The results are in and the UK is all signed up for five years of majority rule. Despite last week’s election returning a surprise government, politicians and pundits across the UK had spent the weeks leading up to 7 May predicting likely alliances for a second coalition.
Coalitions aren’t just for politics, of course. Consider whether confidence in your family’s affairs and succession planning could actually be bolstered by an intergenerational coalition. Should the patriarch or matriarch rule as a single party or can consensual politics play a part in family affairs?
For many families, the preservation of their wealth will be a key concern. Although formal lifetime and testamentary succession planning can be used to great effect to ensure that wealth is not unnecessarily diminished as it passes down the generations, arguably the key to long-term preservation is a cohesive approach.
A family governance structure can provide a valuable framework for making decisions, airing grievances and handing financial knowledge on, much as a corporate governance structure creates checks and balances at all levels.
Ideally, the structure would be embodied in the form of a family charter or constitution, a set of non-legally binding ‘family rules’ giving a picture of the family assets in broad terms, setting out the guidelines by which a family has agreed to make decisions and aligning family members towards a shared vision for the family’s wealth.
Often, it is as much the process of agreeing the content of a family constitution that creates awareness and consensus among the family as the existence of the document itself.
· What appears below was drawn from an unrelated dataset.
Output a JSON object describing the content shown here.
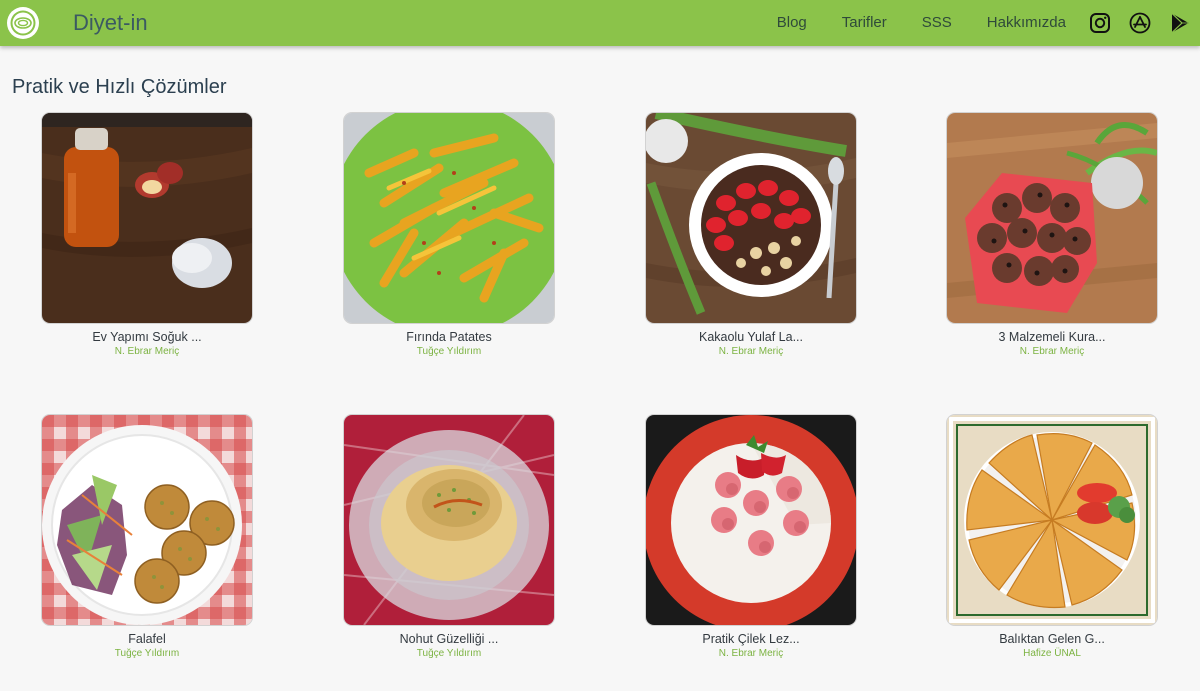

Many families will debate key elements of the constitution (such as preferred mechanisms for passing on wealth, the policy in relation to entrepreneurial activity or philanthropic matters, or even procedures on how conflict between family members should be resolved) and record the agreed positions in the constitution.
Older or more financially astute members of the family may wish to take the opportunity to share their experience in the conduct of their financial affairs. For example, an expectation that pre-nuptial agreements will be entered into could be agreed and recorded in the constitution. Pre-nuptial agreements can be a particularly emotive subject as they may be perceived as a personal attack on a prospective spouse; having an established family practice in place before individual relationships are formed can help to defuse these situations.
After the production of the agreed family constitution, it would be beneficial for families to schedule regular family meetings to provide a continuing forum for the interests and concerns of the family to be discussed and to allow the constitution to evolve.
Some families may even establish a ‘family council’ comprising family members and advisers or trusted associates to act as a lynchpin, consult with the wider family and make recommendations on the family wealth and outlook.
Of course, consensus on all fronts will not always be possible, but creating a structure of rules and an environment in which the family’s core values can be acknowledged and developed is invaluable. Where wealth preservation is key, families need a collaborative approach to succession planning to ensure lasting cross-party allegiance.
Rebecca Waterhouse works at boutique private wealth law firm Maurice Turnor Gardner LLP